Eugene Cascades & Coast Slowly but surely we are beginning to see fall colors in the Eugene, Cascades and Coast region. Due to a lack of any frosts, the process of peaking is slowing down. A prediction for the fall colors in their peak is early October. Catch some maples turning beautiful colors of yellow, orange and gold.
Cruise down the Aufderheide Scenic Drive to catch some of these emerging colors. Also don’t miss out on the opportunity to drive the Old McKenzie Highway 242 before it closes for the season.
With the activities of summer at rest and the anticipation building for snow flying on the mountains, fall is finally at its peak in the High Desert.
Central Oregon offers Leaf Watchers a place to view splashes of golden yellows, burning reds and oranges and even beautiful shades of purples set among snow-capped mountains and crisp, sunny skies.
Enjoy a leisurely day in Bend starting off with a stroll downtown. A personal favorite spot of mine is on Wall Street, between the Des Chutes Historical Museum and Amity Creek Elementary School, where the variety of vibrant maple trees tower over the street and engulf you in color. Next head to beautiful Drake Park, nestled along the Deschutes River with a peek-a-boo view of South Sister Mountain and autumn trees lining Mirror Pond. Hop on a bike or in your car for a short ride to Mt. Washington Drive to enjoy golden aspens and maples in a spectrum of colors. From there, head down to the Old Mill District and catch the vibrant fuchsia of the burning bush and other deciduous foliage throughout this historic part of Bend. For a more secluded experience awash in fall color, hike or mountain bike along the Upper Deschutes River Trail or Shevlin Park.
Take the opportunity to travel on Highway 242 before November 1st when it closes for the winter. The loop tour taking Hwy 20/Hwy 126/Hwy 242 offers views of powerful waterfalls and brilliant fall colors contrasting against a volcanic landscape and can be enjoyed along this Scenic Byway when traveling in or out of Central Oregon.

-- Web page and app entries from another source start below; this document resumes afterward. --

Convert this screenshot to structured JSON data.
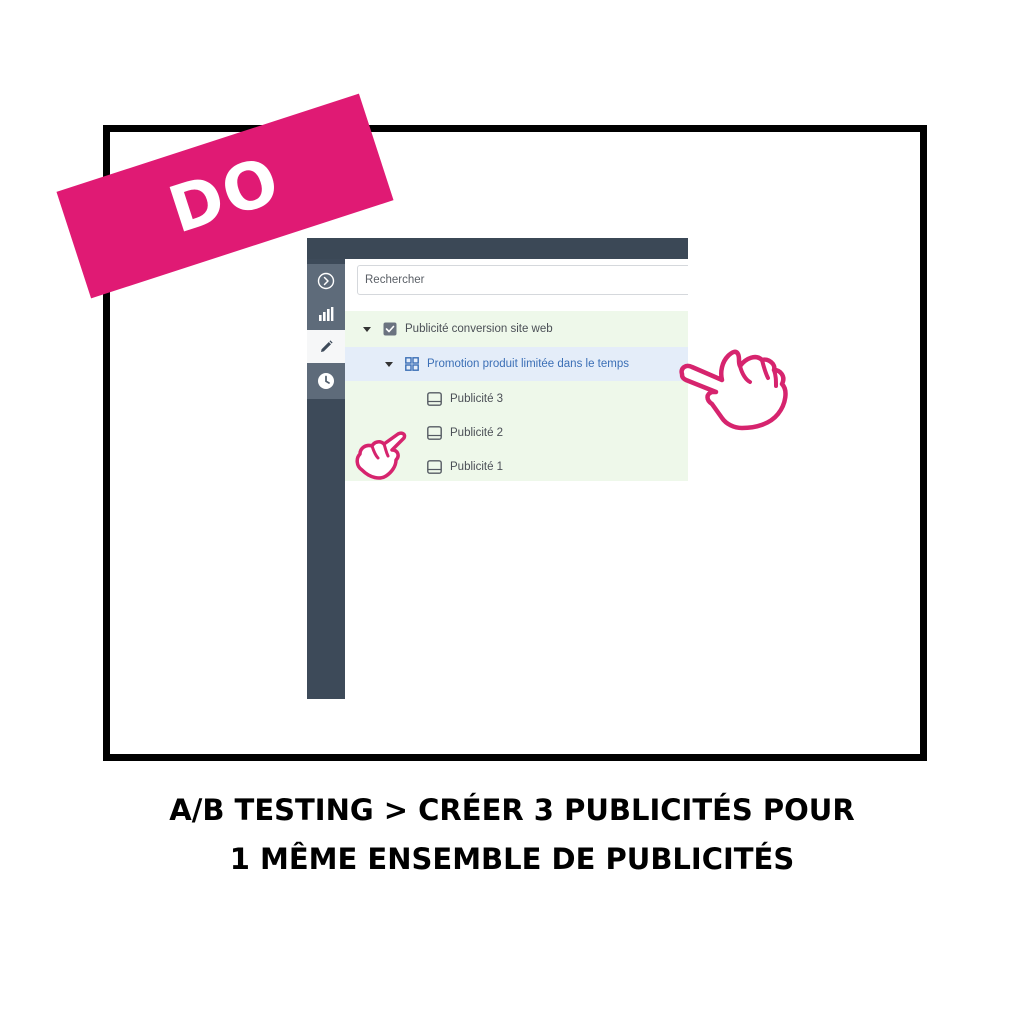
{
  "badge": {
    "text": "DO",
    "color": "#e01a74"
  },
  "screenshot": {
    "sidebar": {
      "items": [
        {
          "icon": "chevron-right-circle-icon"
        },
        {
          "icon": "bar-chart-icon"
        },
        {
          "icon": "pencil-icon",
          "active": true
        },
        {
          "icon": "clock-icon"
        }
      ]
    },
    "search": {
      "placeholder": "Rechercher",
      "value": ""
    },
    "tree": {
      "campaign": {
        "label": "Publicité conversion site web",
        "icon": "campaign-checkbox-icon"
      },
      "adset": {
        "label": "Promotion produit limitée dans le temps",
        "icon": "adset-grid-icon",
        "selected": true
      },
      "ads": [
        {
          "label": "Publicité 3",
          "icon": "ad-icon"
        },
        {
          "label": "Publicité 2",
          "icon": "ad-icon"
        },
        {
          "label": "Publicité 1",
          "icon": "ad-icon"
        }
      ]
    }
  },
  "annotations": {
    "hand_color": "#d6246e",
    "hands": [
      "pointing-hand-icon",
      "pointing-hand-icon"
    ]
  },
  "caption": {
    "line1": "A/B TESTING > CRÉER 3 PUBLICITÉS POUR",
    "line2": "1 MÊME ENSEMBLE DE PUBLICITÉS"
  }
}
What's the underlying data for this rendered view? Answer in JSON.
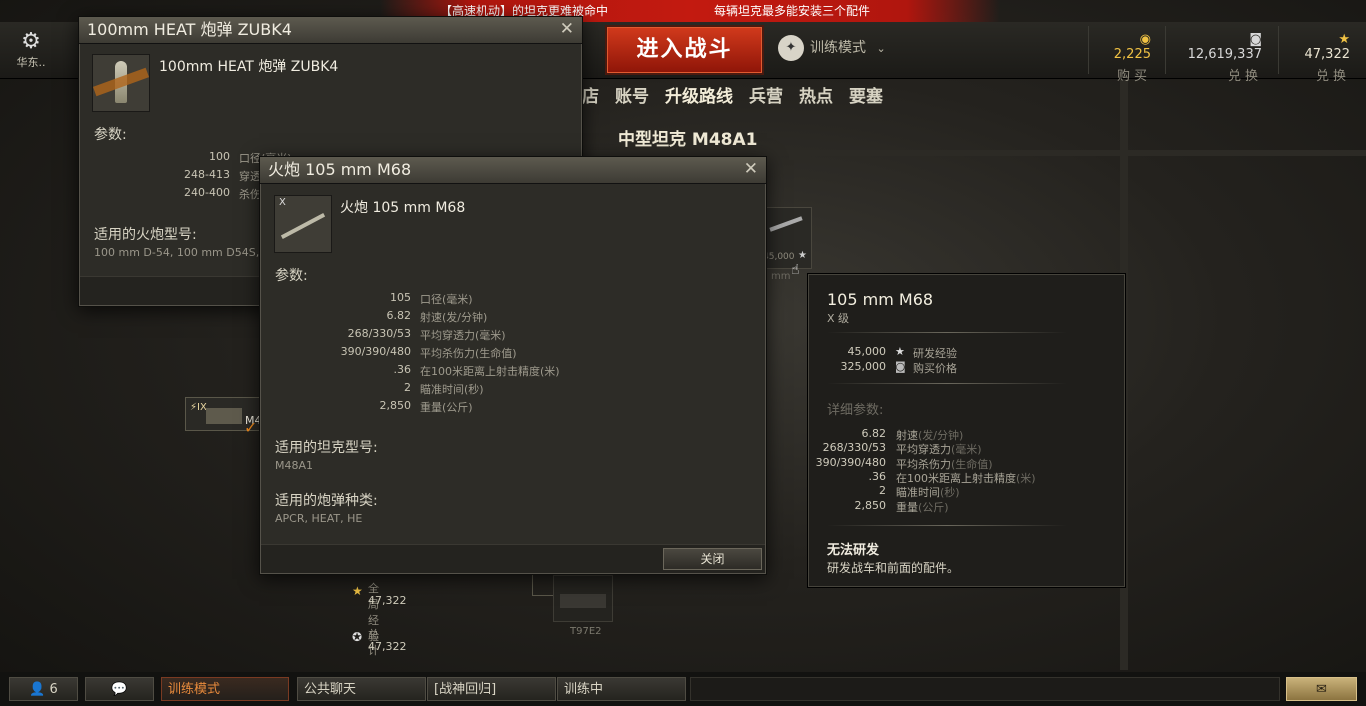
{
  "marquee": {
    "left": "【高速机动】的坦克更难被命中",
    "right": "每辆坦克最多能安装三个配件"
  },
  "topbar": {
    "settings_label": "华东..",
    "battle_button": "进入战斗",
    "mode_label": "训练模式",
    "gold": {
      "value": "2,225",
      "label": "购买"
    },
    "credits": {
      "value": "12,619,337",
      "label": "兑换"
    },
    "free_xp": {
      "value": "47,322",
      "label": "兑换"
    }
  },
  "nav": {
    "tabs": [
      "店",
      "账号",
      "升级路线",
      "兵营",
      "热点",
      "要塞"
    ]
  },
  "tank_title": "中型坦克 M48A1",
  "tree": {
    "node_level": "IX",
    "node_label": "M4",
    "t97_label": "T97E2",
    "global_xp_label": "全局经验",
    "global_xp_value": "47,322",
    "total_label": "总计",
    "total_value": "47,322",
    "gun_node_cost": "45,000",
    "gun_node_label": "mm"
  },
  "shell_window": {
    "title": "100mm HEAT 炮弹 ZUBK4",
    "name": "100mm HEAT 炮弹 ZUBK4",
    "params_header": "参数:",
    "params": [
      {
        "value": "100",
        "name": "口径(毫米)"
      },
      {
        "value": "248-413",
        "name": "穿透"
      },
      {
        "value": "240-400",
        "name": "杀伤"
      }
    ],
    "guns_header": "适用的火炮型号:",
    "guns": "100 mm D-54, 100 mm D54S, 10"
  },
  "gun_window": {
    "title": "火炮 105 mm M68",
    "thumb_tier": "X",
    "name": "火炮 105 mm M68",
    "params_header": "参数:",
    "params": [
      {
        "value": "105",
        "name": "口径(毫米)"
      },
      {
        "value": "6.82",
        "name": "射速(发/分钟)"
      },
      {
        "value": "268/330/53",
        "name": "平均穿透力(毫米)"
      },
      {
        "value": "390/390/480",
        "name": "平均杀伤力(生命值)"
      },
      {
        "value": ".36",
        "name": "在100米距离上射击精度(米)"
      },
      {
        "value": "2",
        "name": "瞄准时间(秒)"
      },
      {
        "value": "2,850",
        "name": "重量(公斤)"
      }
    ],
    "tanks_header": "适用的坦克型号:",
    "tanks": "M48A1",
    "shells_header": "适用的炮弹种类:",
    "shells": "APCR, HEAT, HE",
    "close_button": "关闭"
  },
  "tooltip": {
    "title": "105 mm M68",
    "tier": "X 级",
    "costs": [
      {
        "value": "45,000",
        "icon": "★",
        "name": "研发经验"
      },
      {
        "value": "325,000",
        "icon": "◙",
        "name": "购买价格"
      }
    ],
    "details_header": "详细参数:",
    "details": [
      {
        "value": "6.82",
        "name": "射速",
        "unit": "(发/分钟)"
      },
      {
        "value": "268/330/53",
        "name": "平均穿透力",
        "unit": "(毫米)"
      },
      {
        "value": "390/390/480",
        "name": "平均杀伤力",
        "unit": "(生命值)"
      },
      {
        "value": ".36",
        "name": "在100米距离上射击精度",
        "unit": "(米)"
      },
      {
        "value": "2",
        "name": "瞄准时间",
        "unit": "(秒)"
      },
      {
        "value": "2,850",
        "name": "重量",
        "unit": "(公斤)"
      }
    ],
    "warning_title": "无法研发",
    "warning_text": "研发战车和前面的配件。"
  },
  "bottombar": {
    "players": "6",
    "training": "训练模式",
    "public_chat": "公共聊天",
    "channel": "[战神回归]",
    "training_status": "训练中"
  }
}
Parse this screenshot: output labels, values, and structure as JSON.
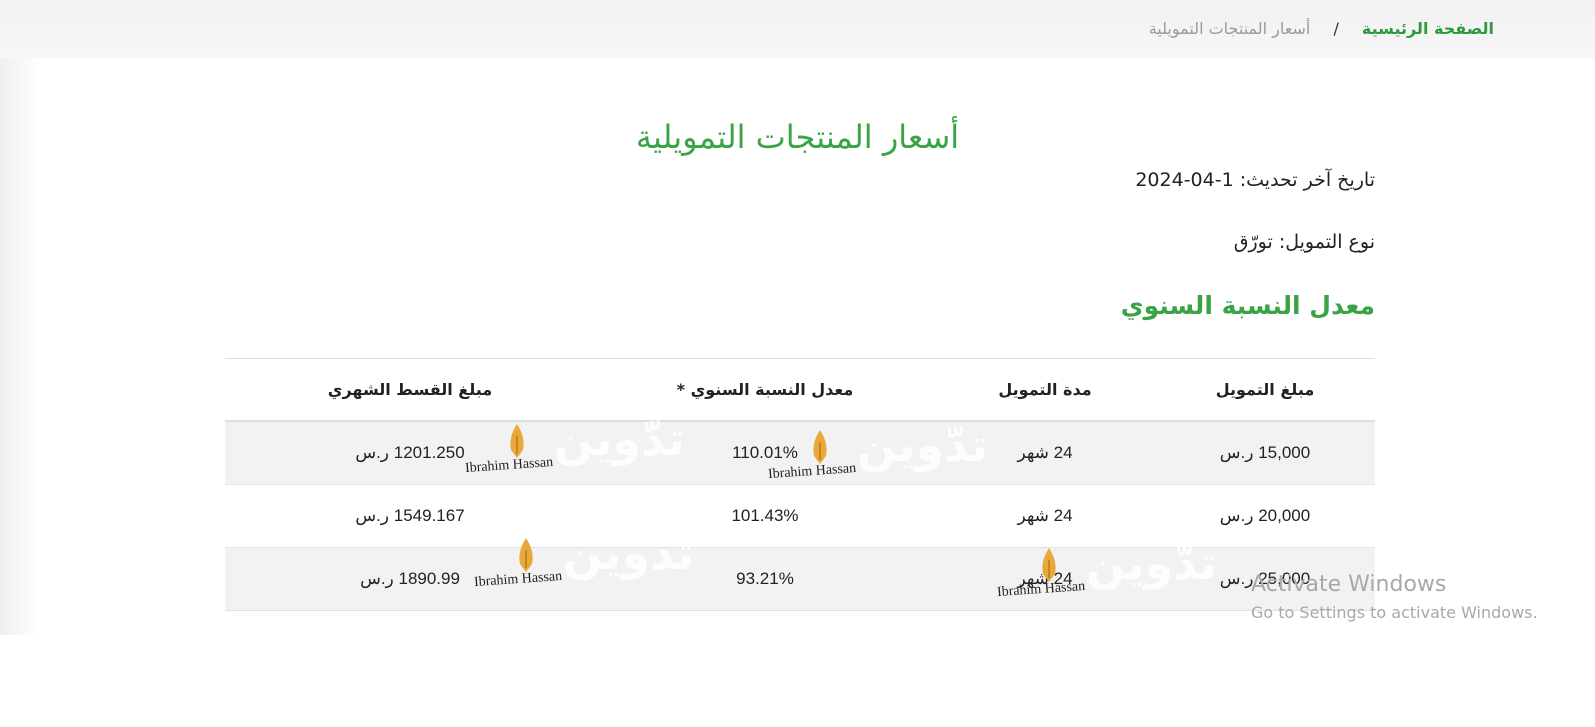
{
  "breadcrumb": {
    "home": "الصفحة الرئيسية",
    "separator": "/",
    "current": "أسعار المنتجات التمويلية"
  },
  "page_title": "أسعار المنتجات التمويلية",
  "info": {
    "last_update": "تاريخ آخر تحديث: 1-04-2024",
    "financing_type": "نوع التمويل: تورّق"
  },
  "section_title": "معدل النسبة السنوي",
  "table": {
    "headers": [
      "مبلغ التمويل",
      "مدة التمويل",
      "معدل النسبة السنوي *",
      "مبلغ القسط الشهري"
    ],
    "rows": [
      [
        "15,000 ر.س",
        "24 شهر",
        "110.01%",
        "1201.250 ر.س"
      ],
      [
        "20,000 ر.س",
        "24 شهر",
        "101.43%",
        "1549.167 ر.س"
      ],
      [
        "25,000 ر.س",
        "24 شهر",
        "93.21%",
        "1890.99 ر.س"
      ]
    ]
  },
  "watermark": {
    "text": "تدّوين",
    "name": "Ibrahim Hassan",
    "icon": "pen-nib-icon"
  },
  "os_notice": {
    "title": "Activate Windows",
    "subtitle": "Go to Settings to activate Windows."
  },
  "colors": {
    "accent": "#3aa346",
    "link": "#2d9a3e",
    "muted": "#9a9a9a",
    "stripe": "#f2f2f2",
    "pen": "#e8a93a"
  }
}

Old growth, deep-green Douglas fir populate much of the Cascades, so as I made my way to Opal Creek Wilderness this weekend, I did a lot of peering into the understory. The Clackamas follows the northern portion of the West Cascade Scenic Byway and the drive along the river’s shore is restorative…splashy sounds, hyper oxygenated riffles, white rapids that give me goosebumps, even from a distance. The most striking foliage is still gathering force, although cherry-red vine maples and gold-colored oak have begun to peek out here and there.
My resource at Mt. Hood Vacation Rentals tells me that nights up around Rhododendron have just started getting cool – down around the 40’s. That and sunny days are the recipe for the most spectacular leaves. She estimates that in the next week or so, colors will really start to change as you head towards Mt. Hood.
Opal Creek is a gem of a destination. But, I had a lot of great choices. I might have gone around the mountain for a day on the Infinity Loop and returned home on the Historic Columbia River Highway. I might have chosen to continue south with a drive into Oakridge that would have included a mandatory stop at the Brewers Union Local 180. Taking the byways in autumn means there are no wrong turns…just a lot of beautiful road in every direction.